“There are moments in all tournaments where a team just gets over the line, somehow finds their way to the final and then wins it, especially when they didn’t expect to make it to the semi-finals because of the way they played. at some point in this tournament,” Watson said.
“The freedom they’re going to have, because they didn’t expect much in the middle of the tournament, the freedom they’re going to have will be very dangerous for the Kiwis.”
Standing in Pakistan’s way are New Zealand, who overshadowed Australia in their opening Super 12 match, to boost the hosts’ title defence.
Opener Finn Allen, who stunned Australia with a lightning strike at the SCG Championship, is Watson’s key Kiwi.
“Finn Allen was an absolute standout for them,” noted Watson.
“What he was able to do in the Powerplay against the best bowlers in the world really gave New Zealand the advantage to play as well as they have.”
“They have world-class players in their squad but Finn Allen was really the X-factor that really helped them.

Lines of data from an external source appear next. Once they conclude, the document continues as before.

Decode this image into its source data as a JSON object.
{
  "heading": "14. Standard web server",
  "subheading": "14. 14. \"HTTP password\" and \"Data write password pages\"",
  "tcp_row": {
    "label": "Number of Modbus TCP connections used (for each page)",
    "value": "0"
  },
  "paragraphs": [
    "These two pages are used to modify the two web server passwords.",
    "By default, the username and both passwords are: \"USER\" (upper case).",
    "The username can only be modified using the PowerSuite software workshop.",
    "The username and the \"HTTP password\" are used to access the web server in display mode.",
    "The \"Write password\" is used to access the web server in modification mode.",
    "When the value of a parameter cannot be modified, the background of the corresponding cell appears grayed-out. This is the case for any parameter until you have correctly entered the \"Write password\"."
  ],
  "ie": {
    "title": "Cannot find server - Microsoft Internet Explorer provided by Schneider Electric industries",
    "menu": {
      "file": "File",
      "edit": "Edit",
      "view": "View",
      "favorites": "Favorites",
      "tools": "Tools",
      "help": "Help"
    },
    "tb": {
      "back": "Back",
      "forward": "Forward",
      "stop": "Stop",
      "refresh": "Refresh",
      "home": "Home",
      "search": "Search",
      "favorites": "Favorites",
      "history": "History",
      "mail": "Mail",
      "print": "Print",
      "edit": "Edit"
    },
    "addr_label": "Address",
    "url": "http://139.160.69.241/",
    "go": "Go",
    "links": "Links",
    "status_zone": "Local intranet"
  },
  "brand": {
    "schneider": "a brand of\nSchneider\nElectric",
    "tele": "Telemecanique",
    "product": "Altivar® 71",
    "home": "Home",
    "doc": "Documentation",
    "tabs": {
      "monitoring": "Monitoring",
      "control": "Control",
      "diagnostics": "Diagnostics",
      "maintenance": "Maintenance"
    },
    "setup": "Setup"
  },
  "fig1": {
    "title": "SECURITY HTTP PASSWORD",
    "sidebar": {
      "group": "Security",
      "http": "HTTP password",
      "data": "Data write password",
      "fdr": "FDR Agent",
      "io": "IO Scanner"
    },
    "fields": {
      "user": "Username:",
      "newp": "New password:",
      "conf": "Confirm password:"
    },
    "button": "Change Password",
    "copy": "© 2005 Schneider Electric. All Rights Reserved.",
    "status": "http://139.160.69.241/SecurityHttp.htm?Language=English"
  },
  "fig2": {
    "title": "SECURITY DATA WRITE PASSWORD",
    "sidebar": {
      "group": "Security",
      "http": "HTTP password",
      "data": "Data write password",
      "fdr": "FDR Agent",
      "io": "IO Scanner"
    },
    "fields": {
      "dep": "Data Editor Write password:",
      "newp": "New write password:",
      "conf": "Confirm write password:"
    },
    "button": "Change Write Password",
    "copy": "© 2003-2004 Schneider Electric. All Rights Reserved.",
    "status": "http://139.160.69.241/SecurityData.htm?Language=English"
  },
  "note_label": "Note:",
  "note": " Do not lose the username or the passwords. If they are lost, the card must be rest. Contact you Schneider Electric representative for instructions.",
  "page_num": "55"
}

It will be interesting to see him match up against quality Pakistani quicks here in Sydney.
The Adelaide-based Indian side, which has a raucous domestic scene, could land England on the favourites.
Having experienced a lot of the current crop on the IPL circuit, Watson believes perhaps India’s biggest challenge is finding the right 11 players to include in the squad.
“You see the depth grow and grow and finally. India can play against another team of world-class players who are currently sitting at home. They just have so many skills waiting to come in and put their hand up,” he said.
“It’s worrying for other countries, knowing that they have another team sitting at home, at least another team that can also rock this World Cup.”
One thing in England’s favor is the recent record between the teams, but Jos Buttler’s men were 215 in defense at Trent Bridge in July.
Watson believes that the English are a tough proposition in semi-final cricket and that India may have wanted to take on a different opponent.
“India would really like to play someone else in this semi-final in Adelaide because they know England have a world-class team and a good record against them,” Watson added.
“It’s going to be two great games of cricket, there’s no doubt about it.”